(Interface dataset entries)
^^^^^^^^

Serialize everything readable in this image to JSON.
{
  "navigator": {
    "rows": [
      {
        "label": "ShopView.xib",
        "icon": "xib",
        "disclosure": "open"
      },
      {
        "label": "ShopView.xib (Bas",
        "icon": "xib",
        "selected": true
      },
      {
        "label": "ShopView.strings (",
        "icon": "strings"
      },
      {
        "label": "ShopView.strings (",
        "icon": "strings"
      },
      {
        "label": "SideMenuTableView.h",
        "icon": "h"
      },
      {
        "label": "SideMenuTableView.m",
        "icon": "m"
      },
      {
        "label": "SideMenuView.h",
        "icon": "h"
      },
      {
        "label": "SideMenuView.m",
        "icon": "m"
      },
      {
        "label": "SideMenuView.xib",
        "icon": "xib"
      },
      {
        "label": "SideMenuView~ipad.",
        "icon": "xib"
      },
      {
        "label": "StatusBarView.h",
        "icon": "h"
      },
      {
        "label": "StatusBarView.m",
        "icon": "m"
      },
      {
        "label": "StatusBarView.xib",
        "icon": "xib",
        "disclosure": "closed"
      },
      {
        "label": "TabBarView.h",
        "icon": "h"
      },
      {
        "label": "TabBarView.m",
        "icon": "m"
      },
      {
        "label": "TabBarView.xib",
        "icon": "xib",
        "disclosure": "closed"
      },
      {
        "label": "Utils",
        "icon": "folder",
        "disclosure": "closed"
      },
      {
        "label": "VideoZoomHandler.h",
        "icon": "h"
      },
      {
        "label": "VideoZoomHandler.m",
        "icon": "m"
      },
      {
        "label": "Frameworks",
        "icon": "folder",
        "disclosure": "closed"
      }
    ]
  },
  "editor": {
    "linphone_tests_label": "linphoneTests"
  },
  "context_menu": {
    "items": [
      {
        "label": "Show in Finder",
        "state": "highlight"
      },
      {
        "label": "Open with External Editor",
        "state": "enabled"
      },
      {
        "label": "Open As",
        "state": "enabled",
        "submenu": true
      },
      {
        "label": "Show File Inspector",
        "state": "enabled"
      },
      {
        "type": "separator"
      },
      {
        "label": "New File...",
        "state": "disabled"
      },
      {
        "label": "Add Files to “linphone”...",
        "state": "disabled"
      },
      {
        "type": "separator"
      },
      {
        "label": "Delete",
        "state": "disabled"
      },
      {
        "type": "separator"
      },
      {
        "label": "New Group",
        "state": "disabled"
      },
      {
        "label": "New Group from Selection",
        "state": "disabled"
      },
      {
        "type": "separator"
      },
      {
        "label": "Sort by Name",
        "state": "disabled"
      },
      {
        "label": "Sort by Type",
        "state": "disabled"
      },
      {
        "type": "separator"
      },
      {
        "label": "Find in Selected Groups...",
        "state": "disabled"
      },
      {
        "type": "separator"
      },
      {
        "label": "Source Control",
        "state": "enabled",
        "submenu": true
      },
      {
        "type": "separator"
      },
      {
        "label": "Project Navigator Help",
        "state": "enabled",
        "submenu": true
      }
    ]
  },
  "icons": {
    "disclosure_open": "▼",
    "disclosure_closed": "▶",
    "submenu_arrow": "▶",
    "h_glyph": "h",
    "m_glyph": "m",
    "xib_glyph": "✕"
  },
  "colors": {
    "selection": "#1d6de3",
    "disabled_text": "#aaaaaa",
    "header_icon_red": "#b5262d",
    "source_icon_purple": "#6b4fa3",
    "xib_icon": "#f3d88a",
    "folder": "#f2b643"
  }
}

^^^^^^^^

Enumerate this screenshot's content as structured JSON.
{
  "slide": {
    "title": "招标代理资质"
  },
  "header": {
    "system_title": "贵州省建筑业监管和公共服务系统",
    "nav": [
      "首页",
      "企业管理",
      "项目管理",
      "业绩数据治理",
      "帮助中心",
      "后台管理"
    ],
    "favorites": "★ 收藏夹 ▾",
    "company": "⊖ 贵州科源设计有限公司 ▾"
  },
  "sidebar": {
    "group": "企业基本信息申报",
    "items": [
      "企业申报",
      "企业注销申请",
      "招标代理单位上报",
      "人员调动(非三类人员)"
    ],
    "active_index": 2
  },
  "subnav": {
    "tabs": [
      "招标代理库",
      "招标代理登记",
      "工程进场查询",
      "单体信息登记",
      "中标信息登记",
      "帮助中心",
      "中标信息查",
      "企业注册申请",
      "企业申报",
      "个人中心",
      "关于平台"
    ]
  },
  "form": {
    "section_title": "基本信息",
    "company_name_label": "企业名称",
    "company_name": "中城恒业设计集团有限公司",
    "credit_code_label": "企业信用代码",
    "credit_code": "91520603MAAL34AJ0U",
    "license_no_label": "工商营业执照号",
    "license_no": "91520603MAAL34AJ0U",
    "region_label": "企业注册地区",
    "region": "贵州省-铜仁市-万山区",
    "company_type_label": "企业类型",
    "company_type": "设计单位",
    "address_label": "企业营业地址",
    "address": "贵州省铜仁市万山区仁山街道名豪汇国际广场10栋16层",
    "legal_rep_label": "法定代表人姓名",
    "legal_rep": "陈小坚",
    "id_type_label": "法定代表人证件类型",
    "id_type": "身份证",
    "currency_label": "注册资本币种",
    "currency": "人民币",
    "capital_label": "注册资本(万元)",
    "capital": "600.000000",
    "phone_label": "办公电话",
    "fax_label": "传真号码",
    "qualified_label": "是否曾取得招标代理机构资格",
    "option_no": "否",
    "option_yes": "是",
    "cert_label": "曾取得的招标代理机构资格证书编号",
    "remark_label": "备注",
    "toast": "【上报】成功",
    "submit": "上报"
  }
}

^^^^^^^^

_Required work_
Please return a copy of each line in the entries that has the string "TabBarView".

_Written response_
        "label": "TabBarView.h",
        "label": "TabBarView.m",
        "label": "TabBarView.xib",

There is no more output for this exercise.